I've been curious about how non-technical founders see software developers' work and collaboration. What kind of challenges, problems, or issues have you experienced particularly in the early stages of product development, such as making an MVP in particular?
Specs, communications, business deals...?
Just asking because I'm coaching first-time startup CTOs. Also good to know for my own continuous process improvement. ;-)
Thank you in advance!
Being a technical cofounder for my own startup and helping other startups in developer role, I can try to answers your query, from a different perspective.
Trust, transparency and communication are the biggest hurdles in early stage.
Non-technical founders are initally sceptical about revealing everything, until they have travelled a while with the developer. It makes sense, because the risk is more on his side than the developer.
Some developers can own the MVP and deliver the best.But some can vanish in the middle of development due to technical challenges or greener pastures.
Unless both developer and Founders spend time, iron out trust issues and build rapport, the collaboration will not be smoother.
I am a "technical person", so perhaps not as well qualified to answer your question from that perspective. However, I will try. The biggest problem I experience is that communication between "what I want" and "what I get" seems to fail a lot. Non-technical people collaborating with technical people have an inherent disconnect. Terminology is part of it, but I think the bigger problem is the difference in perception between what non-technical people imagine technology to be able to provide and what technical people believe are the limits of technology. The second biggest problem I experience is expectations matching. Some things are technically trivial that might seem almost impossible, while some things that are almost impossible technically may seem trivial. The solution to these problem has long been better communications, which takes someone who understands both sides (perhaps you) and can act as an intermediary while the two sides learn more about each other and how to interact successfully.
Fred, you brought up the main points straight away!
Indeed, communication is probably the key here.
Then, what would you say, whose job is it exactly?

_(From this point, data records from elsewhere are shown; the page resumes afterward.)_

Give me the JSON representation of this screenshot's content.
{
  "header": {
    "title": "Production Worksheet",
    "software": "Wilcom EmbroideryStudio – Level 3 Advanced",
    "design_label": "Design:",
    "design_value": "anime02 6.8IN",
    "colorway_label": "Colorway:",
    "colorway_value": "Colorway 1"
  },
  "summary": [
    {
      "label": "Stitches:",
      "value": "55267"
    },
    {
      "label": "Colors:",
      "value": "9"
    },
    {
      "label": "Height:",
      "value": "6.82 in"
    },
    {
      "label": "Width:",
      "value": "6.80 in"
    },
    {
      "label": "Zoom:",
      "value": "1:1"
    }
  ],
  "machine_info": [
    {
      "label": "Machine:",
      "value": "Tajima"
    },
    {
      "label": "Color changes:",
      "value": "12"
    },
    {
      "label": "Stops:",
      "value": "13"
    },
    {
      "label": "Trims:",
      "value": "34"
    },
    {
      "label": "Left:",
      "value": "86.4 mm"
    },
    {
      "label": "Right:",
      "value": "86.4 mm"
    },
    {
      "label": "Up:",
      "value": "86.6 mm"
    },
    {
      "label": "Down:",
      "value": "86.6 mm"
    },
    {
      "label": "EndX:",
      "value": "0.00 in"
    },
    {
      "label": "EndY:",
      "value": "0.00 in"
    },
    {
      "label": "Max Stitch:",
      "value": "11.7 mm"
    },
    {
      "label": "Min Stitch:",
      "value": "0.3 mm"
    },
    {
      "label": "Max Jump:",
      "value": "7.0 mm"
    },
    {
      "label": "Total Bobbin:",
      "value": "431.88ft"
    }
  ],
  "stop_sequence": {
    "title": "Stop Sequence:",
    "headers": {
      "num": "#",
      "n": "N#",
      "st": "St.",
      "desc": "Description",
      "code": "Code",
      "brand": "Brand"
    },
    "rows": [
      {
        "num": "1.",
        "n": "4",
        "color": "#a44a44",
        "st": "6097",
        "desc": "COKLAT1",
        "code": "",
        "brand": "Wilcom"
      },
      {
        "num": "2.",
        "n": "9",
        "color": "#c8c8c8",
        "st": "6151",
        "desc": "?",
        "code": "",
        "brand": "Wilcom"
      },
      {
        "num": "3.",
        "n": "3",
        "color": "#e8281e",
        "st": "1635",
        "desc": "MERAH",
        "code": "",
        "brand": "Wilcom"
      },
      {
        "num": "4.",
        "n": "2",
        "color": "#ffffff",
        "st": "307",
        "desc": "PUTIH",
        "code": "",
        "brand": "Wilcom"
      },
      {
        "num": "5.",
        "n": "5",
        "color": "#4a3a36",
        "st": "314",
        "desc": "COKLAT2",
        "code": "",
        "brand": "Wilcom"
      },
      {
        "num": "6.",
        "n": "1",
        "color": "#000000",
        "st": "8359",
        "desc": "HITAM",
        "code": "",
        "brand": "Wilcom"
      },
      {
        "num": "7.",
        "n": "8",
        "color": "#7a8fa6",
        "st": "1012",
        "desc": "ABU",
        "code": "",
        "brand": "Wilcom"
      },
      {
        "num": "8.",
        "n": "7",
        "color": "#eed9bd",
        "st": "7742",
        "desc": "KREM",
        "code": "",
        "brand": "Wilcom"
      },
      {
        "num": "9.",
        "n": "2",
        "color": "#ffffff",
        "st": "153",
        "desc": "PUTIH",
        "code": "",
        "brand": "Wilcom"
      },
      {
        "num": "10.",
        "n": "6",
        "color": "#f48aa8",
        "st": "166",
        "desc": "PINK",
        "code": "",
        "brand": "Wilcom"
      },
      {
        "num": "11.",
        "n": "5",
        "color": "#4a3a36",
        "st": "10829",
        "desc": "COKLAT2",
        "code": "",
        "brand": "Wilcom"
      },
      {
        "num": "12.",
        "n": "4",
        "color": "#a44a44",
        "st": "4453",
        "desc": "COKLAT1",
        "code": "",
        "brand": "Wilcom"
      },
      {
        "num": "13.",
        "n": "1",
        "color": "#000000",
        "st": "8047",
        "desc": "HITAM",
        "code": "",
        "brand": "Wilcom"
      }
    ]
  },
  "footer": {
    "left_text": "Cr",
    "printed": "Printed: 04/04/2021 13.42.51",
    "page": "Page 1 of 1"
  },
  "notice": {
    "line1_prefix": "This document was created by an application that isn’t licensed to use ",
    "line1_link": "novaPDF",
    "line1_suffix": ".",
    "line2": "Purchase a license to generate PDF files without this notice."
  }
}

In my mind, it is the CTO's job (but I'm strongly biased here hahah). A multidisciplinary guy in that position can literally save the company from early-stage failures.